● Activity
Copy each line of the data below, character for character.

(Data about app and page elements)
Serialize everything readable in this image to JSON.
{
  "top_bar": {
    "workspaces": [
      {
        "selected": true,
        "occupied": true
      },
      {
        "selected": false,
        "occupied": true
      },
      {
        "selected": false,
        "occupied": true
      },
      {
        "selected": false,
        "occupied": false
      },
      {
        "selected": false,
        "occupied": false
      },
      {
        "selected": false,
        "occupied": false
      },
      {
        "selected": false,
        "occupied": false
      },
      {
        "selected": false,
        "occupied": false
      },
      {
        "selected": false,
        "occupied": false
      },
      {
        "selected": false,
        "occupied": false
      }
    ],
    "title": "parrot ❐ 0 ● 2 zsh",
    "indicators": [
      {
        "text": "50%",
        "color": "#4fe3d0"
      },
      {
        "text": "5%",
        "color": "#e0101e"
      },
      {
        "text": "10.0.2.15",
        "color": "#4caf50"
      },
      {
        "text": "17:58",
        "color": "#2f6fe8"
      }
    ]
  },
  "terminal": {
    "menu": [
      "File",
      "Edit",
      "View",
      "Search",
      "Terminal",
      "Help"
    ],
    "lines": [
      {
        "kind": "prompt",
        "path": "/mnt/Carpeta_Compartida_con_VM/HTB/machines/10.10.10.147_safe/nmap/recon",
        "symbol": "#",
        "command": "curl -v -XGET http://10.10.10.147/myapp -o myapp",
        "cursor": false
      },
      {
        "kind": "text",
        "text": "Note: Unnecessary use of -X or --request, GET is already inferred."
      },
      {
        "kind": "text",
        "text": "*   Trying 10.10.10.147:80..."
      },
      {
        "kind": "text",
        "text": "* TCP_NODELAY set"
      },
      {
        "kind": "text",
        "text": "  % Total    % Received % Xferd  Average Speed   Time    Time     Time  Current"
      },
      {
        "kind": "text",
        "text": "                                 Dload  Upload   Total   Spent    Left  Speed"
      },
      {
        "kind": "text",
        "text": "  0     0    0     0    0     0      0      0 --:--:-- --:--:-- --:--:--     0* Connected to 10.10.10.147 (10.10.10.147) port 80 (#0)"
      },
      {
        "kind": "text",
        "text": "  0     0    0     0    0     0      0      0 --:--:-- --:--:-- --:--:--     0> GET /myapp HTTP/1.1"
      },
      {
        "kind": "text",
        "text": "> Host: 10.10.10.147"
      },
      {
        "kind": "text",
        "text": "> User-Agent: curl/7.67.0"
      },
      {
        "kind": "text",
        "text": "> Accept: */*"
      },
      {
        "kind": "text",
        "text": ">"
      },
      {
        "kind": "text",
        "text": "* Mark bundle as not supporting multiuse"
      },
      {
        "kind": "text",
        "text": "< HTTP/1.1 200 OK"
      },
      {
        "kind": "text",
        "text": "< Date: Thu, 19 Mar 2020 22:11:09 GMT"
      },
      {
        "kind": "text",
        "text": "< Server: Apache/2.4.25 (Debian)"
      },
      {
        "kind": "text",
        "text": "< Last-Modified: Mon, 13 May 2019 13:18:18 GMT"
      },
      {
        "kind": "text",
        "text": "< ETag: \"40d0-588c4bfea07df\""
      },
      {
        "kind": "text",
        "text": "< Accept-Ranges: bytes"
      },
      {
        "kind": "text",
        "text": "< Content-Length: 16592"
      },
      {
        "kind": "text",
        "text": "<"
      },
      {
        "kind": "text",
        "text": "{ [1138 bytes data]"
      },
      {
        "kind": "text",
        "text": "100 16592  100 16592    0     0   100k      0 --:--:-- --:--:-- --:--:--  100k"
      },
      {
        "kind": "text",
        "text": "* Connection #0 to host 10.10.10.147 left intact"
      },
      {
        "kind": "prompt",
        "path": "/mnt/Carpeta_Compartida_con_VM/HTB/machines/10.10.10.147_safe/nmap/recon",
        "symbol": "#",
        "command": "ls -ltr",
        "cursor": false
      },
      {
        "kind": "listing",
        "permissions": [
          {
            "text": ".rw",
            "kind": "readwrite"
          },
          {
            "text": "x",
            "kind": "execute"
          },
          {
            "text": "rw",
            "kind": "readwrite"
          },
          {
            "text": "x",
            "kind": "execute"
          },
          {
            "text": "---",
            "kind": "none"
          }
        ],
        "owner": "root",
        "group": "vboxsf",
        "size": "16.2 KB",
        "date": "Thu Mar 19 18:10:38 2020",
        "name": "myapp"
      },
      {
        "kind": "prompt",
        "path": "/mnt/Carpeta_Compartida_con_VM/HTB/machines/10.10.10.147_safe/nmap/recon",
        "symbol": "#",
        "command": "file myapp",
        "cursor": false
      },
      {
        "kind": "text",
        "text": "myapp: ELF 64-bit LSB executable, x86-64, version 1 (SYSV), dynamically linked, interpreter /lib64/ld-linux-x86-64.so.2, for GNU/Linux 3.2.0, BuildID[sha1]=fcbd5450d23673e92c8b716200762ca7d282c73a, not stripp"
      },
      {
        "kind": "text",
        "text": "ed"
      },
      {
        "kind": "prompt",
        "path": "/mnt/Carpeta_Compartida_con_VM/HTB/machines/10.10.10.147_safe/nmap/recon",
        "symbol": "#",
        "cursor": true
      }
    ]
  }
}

● Written solution
Serialize everything readable in this image to JSON.
{
  "top_bar": {
    "workspaces": [
      {
        "selected": true,
        "occupied": true
      },
      {
        "selected": false,
        "occupied": true
      },
      {
        "selected": false,
        "occupied": true
      },
      {
        "selected": false,
        "occupied": false
      },
      {
        "selected": false,
        "occupied": false
      },
      {
        "selected": false,
        "occupied": false
      },
      {
        "selected": false,
        "occupied": false
      },
      {
        "selected": false,
        "occupied": false
      },
      {
        "selected": false,
        "occupied": false
      },
      {
        "selected": false,
        "occupied": false
      }
    ],
    "title": "parrot ❐ 0 ● 2 zsh",
    "indicators": [
      {
        "text": "50%",
        "color": "#4fe3d0"
      },
      {
        "text": "5%",
        "color": "#e0101e"
      },
      {
        "text": "10.0.2.15",
        "color": "#4caf50"
      },
      {
        "text": "17:58",
        "color": "#2f6fe8"
      }
    ]
  },
  "terminal": {
    "menu": [
      "File",
      "Edit",
      "View",
      "Search",
      "Terminal",
      "Help"
    ],
    "lines": [
      {
        "kind": "prompt",
        "path": "/mnt/Carpeta_Compartida_con_VM/HTB/machines/10.10.10.147_safe/nmap/recon",
        "symbol": "#",
        "command": "curl -v -XGET http://10.10.10.147/myapp -o myapp",
        "cursor": false
      },
      {
        "kind": "text",
        "text": "Note: Unnecessary use of -X or --request, GET is already inferred."
      },
      {
        "kind": "text",
        "text": "*   Trying 10.10.10.147:80..."
      },
      {
        "kind": "text",
        "text": "* TCP_NODELAY set"
      },
      {
        "kind": "text",
        "text": "  % Total    % Received % Xferd  Average Speed   Time    Time     Time  Current"
      },
      {
        "kind": "text",
        "text": "                                 Dload  Upload   Total   Spent    Left  Speed"
      },
      {
        "kind": "text",
        "text": "  0     0    0     0    0     0      0      0 --:--:-- --:--:-- --:--:--     0* Connected to 10.10.10.147 (10.10.10.147) port 80 (#0)"
      },
      {
        "kind": "text",
        "text": "  0     0    0     0    0     0      0      0 --:--:-- --:--:-- --:--:--     0> GET /myapp HTTP/1.1"
      },
      {
        "kind": "text",
        "text": "> Host: 10.10.10.147"
      },
      {
        "kind": "text",
        "text": "> User-Agent: curl/7.67.0"
      },
      {
        "kind": "text",
        "text": "> Accept: */*"
      },
      {
        "kind": "text",
        "text": ">"
      },
      {
        "kind": "text",
        "text": "* Mark bundle as not supporting multiuse"
      },
      {
        "kind": "text",
        "text": "< HTTP/1.1 200 OK"
      },
      {
        "kind": "text",
        "text": "< Date: Thu, 19 Mar 2020 22:11:09 GMT"
      },
      {
        "kind": "text",
        "text": "< Server: Apache/2.4.25 (Debian)"
      },
      {
        "kind": "text",
        "text": "< Last-Modified: Mon, 13 May 2019 13:18:18 GMT"
      },
      {
        "kind": "text",
        "text": "< ETag: \"40d0-588c4bfea07df\""
      },
      {
        "kind": "text",
        "text": "< Accept-Ranges: bytes"
      },
      {
        "kind": "text",
        "text": "< Content-Length: 16592"
      },
      {
        "kind": "text",
        "text": "<"
      },
      {
        "kind": "text",
        "text": "{ [1138 bytes data]"
      },
      {
        "kind": "text",
        "text": "100 16592  100 16592    0     0   100k      0 --:--:-- --:--:-- --:--:--  100k"
      },
      {
        "kind": "text",
        "text": "* Connection #0 to host 10.10.10.147 left intact"
      },
      {
        "kind": "prompt",
        "path": "/mnt/Carpeta_Compartida_con_VM/HTB/machines/10.10.10.147_safe/nmap/recon",
        "symbol": "#",
        "command": "ls -ltr",
        "cursor": false
      },
      {
        "kind": "listing",
        "permissions": [
          {
            "text": ".rw",
            "kind": "readwrite"
          },
          {
            "text": "x",
            "kind": "execute"
          },
          {
            "text": "rw",
            "kind": "readwrite"
          },
          {
            "text": "x",
            "kind": "execute"
          },
          {
            "text": "---",
            "kind": "none"
          }
        ],
        "owner": "root",
        "group": "vboxsf",
        "size": "16.2 KB",
        "date": "Thu Mar 19 18:10:38 2020",
        "name": "myapp"
      },
      {
        "kind": "prompt",
        "path": "/mnt/Carpeta_Compartida_con_VM/HTB/machines/10.10.10.147_safe/nmap/recon",
        "symbol": "#",
        "command": "file myapp",
        "cursor": false
      },
      {
        "kind": "text",
        "text": "myapp: ELF 64-bit LSB executable, x86-64, version 1 (SYSV), dynamically linked, interpreter /lib64/ld-linux-x86-64.so.2, for GNU/Linux 3.2.0, BuildID[sha1]=fcbd5450d23673e92c8b716200762ca7d282c73a, not stripp"
      },
      {
        "kind": "text",
        "text": "ed"
      },
      {
        "kind": "prompt",
        "path": "/mnt/Carpeta_Compartida_con_VM/HTB/machines/10.10.10.147_safe/nmap/recon",
        "symbol": "#",
        "cursor": true
      }
    ]
  }
}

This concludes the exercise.